Record excerpts:

___

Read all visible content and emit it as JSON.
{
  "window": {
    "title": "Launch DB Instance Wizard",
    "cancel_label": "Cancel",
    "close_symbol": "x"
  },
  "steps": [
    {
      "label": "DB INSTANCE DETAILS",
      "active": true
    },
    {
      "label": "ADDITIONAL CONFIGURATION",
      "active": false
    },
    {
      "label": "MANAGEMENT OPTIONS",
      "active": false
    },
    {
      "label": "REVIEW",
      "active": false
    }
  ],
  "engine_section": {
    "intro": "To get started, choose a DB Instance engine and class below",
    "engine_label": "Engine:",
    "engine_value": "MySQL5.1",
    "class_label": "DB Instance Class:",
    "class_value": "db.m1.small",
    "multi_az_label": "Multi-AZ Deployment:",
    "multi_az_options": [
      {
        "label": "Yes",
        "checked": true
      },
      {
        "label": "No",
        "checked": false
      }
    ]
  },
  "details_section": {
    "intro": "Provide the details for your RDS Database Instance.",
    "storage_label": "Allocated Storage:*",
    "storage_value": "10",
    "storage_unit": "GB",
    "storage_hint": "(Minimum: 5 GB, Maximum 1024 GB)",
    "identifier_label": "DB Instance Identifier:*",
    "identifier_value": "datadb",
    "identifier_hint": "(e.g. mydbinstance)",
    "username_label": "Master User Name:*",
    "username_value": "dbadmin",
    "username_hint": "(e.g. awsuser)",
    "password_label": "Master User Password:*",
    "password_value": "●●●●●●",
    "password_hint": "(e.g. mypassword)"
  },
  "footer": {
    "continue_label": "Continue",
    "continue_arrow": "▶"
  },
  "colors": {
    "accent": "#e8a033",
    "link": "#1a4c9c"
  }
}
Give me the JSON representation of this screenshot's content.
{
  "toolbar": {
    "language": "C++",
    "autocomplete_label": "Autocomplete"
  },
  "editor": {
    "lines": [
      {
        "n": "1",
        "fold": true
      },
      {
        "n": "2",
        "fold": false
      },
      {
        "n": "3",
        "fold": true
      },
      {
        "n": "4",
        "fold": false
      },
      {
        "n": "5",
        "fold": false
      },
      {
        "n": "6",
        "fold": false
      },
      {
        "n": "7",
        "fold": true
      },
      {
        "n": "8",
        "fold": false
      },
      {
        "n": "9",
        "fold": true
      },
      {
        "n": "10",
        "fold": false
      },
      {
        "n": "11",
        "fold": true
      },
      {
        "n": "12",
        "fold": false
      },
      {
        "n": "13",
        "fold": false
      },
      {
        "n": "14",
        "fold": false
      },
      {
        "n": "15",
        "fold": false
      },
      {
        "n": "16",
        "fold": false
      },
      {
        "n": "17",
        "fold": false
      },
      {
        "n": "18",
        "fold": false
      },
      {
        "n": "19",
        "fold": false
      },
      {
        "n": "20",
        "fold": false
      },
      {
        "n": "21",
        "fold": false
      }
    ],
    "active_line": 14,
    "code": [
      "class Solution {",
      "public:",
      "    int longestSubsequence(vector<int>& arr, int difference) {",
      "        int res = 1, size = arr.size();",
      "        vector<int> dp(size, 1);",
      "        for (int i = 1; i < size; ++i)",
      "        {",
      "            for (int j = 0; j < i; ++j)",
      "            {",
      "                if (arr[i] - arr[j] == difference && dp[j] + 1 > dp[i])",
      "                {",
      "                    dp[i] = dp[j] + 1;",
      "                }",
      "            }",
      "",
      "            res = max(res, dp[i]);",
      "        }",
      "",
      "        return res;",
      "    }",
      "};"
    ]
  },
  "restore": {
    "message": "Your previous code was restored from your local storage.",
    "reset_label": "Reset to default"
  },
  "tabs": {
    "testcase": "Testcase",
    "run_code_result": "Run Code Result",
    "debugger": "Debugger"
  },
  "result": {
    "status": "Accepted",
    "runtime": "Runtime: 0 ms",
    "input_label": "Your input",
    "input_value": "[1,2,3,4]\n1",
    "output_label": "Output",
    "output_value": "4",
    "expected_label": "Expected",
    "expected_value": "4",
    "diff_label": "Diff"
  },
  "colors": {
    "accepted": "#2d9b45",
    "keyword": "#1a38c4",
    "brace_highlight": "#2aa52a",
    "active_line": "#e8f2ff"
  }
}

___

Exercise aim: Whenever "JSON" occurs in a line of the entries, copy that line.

Problem solution:
Read all visible content and emit it as JSON.
Give me the JSON representation of this screenshot's content.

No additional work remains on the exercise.